GIVEN DATA Block Start
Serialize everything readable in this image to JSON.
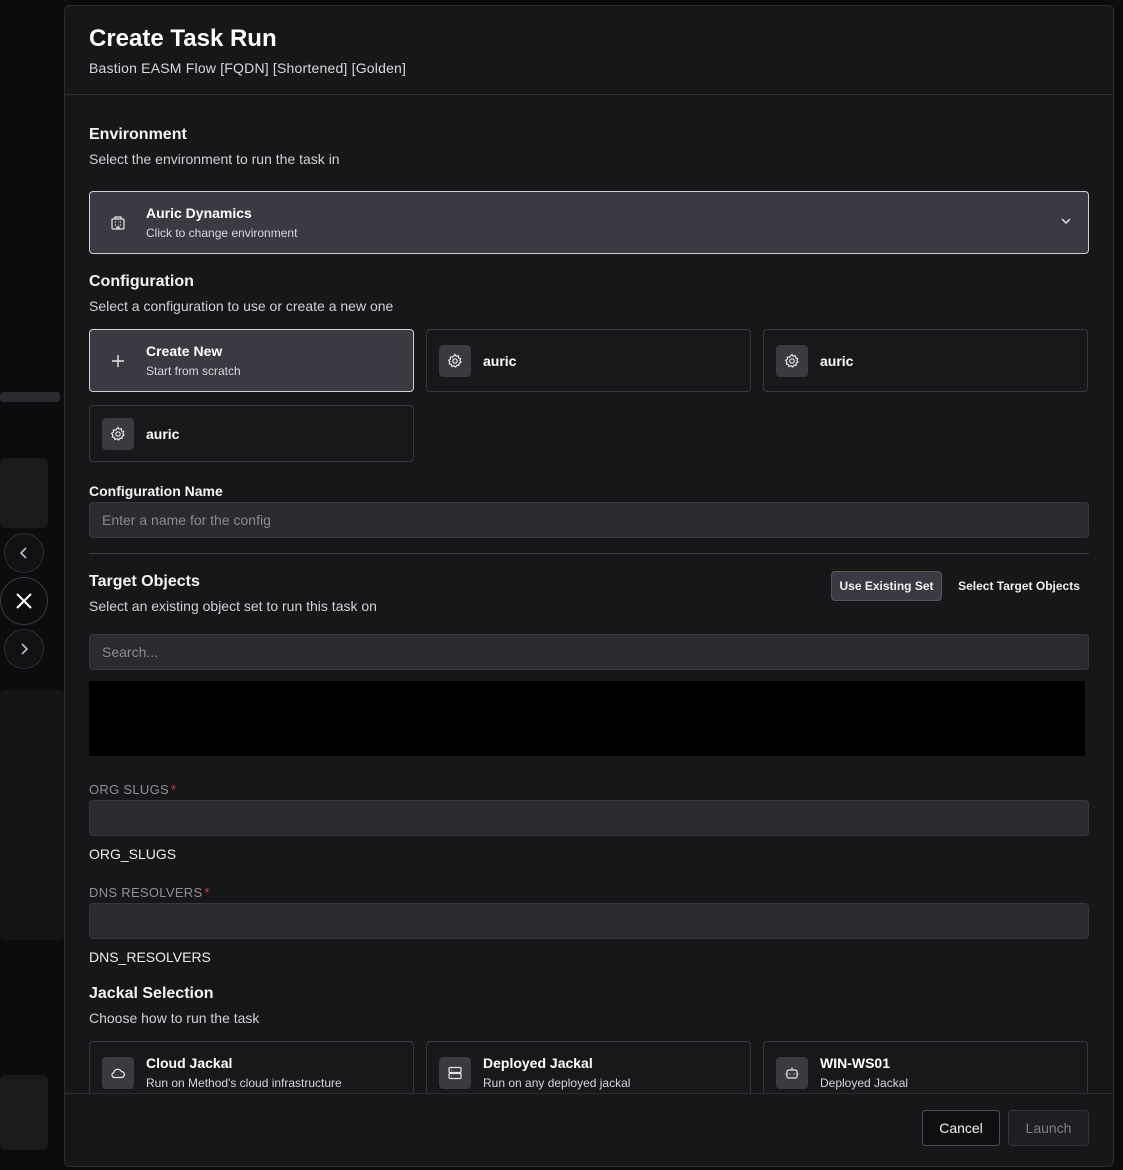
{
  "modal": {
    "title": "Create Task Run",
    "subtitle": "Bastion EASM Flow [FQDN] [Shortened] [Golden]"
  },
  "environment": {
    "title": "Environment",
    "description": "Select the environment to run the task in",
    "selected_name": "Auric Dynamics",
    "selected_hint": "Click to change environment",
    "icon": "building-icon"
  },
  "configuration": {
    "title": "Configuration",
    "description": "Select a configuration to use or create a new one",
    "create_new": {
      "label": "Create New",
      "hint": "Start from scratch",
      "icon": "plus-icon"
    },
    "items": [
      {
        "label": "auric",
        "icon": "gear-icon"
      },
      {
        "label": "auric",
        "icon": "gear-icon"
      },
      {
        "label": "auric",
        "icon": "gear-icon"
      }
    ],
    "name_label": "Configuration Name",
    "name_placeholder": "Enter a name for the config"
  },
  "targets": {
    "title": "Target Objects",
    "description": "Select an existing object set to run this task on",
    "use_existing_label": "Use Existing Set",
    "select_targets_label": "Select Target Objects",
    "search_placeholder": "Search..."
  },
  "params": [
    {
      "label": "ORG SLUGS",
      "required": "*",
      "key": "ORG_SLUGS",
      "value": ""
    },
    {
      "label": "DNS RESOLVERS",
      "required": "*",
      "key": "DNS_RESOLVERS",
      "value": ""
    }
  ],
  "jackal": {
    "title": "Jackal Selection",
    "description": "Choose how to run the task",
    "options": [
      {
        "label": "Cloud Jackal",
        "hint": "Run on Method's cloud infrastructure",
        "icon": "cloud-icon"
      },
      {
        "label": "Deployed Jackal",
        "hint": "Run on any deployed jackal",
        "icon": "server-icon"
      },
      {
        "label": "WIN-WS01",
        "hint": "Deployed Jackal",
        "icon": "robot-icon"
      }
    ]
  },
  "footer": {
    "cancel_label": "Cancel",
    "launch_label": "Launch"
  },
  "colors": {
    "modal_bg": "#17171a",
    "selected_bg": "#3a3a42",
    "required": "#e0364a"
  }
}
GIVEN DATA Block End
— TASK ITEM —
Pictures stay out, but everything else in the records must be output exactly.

— SOLUTION FOR THIS TASK —
Serialize everything readable in this image to JSON.
{
  "modal": {
    "title": "Create Task Run",
    "subtitle": "Bastion EASM Flow [FQDN] [Shortened] [Golden]"
  },
  "environment": {
    "title": "Environment",
    "description": "Select the environment to run the task in",
    "selected_name": "Auric Dynamics",
    "selected_hint": "Click to change environment",
    "icon": "building-icon"
  },
  "configuration": {
    "title": "Configuration",
    "description": "Select a configuration to use or create a new one",
    "create_new": {
      "label": "Create New",
      "hint": "Start from scratch",
      "icon": "plus-icon"
    },
    "items": [
      {
        "label": "auric",
        "icon": "gear-icon"
      },
      {
        "label": "auric",
        "icon": "gear-icon"
      },
      {
        "label": "auric",
        "icon": "gear-icon"
      }
    ],
    "name_label": "Configuration Name",
    "name_placeholder": "Enter a name for the config"
  },
  "targets": {
    "title": "Target Objects",
    "description": "Select an existing object set to run this task on",
    "use_existing_label": "Use Existing Set",
    "select_targets_label": "Select Target Objects",
    "search_placeholder": "Search..."
  },
  "params": [
    {
      "label": "ORG SLUGS",
      "required": "*",
      "key": "ORG_SLUGS",
      "value": ""
    },
    {
      "label": "DNS RESOLVERS",
      "required": "*",
      "key": "DNS_RESOLVERS",
      "value": ""
    }
  ],
  "jackal": {
    "title": "Jackal Selection",
    "description": "Choose how to run the task",
    "options": [
      {
        "label": "Cloud Jackal",
        "hint": "Run on Method's cloud infrastructure",
        "icon": "cloud-icon"
      },
      {
        "label": "Deployed Jackal",
        "hint": "Run on any deployed jackal",
        "icon": "server-icon"
      },
      {
        "label": "WIN-WS01",
        "hint": "Deployed Jackal",
        "icon": "robot-icon"
      }
    ]
  },
  "footer": {
    "cancel_label": "Cancel",
    "launch_label": "Launch"
  },
  "colors": {
    "modal_bg": "#17171a",
    "selected_bg": "#3a3a42",
    "required": "#e0364a"
  }
}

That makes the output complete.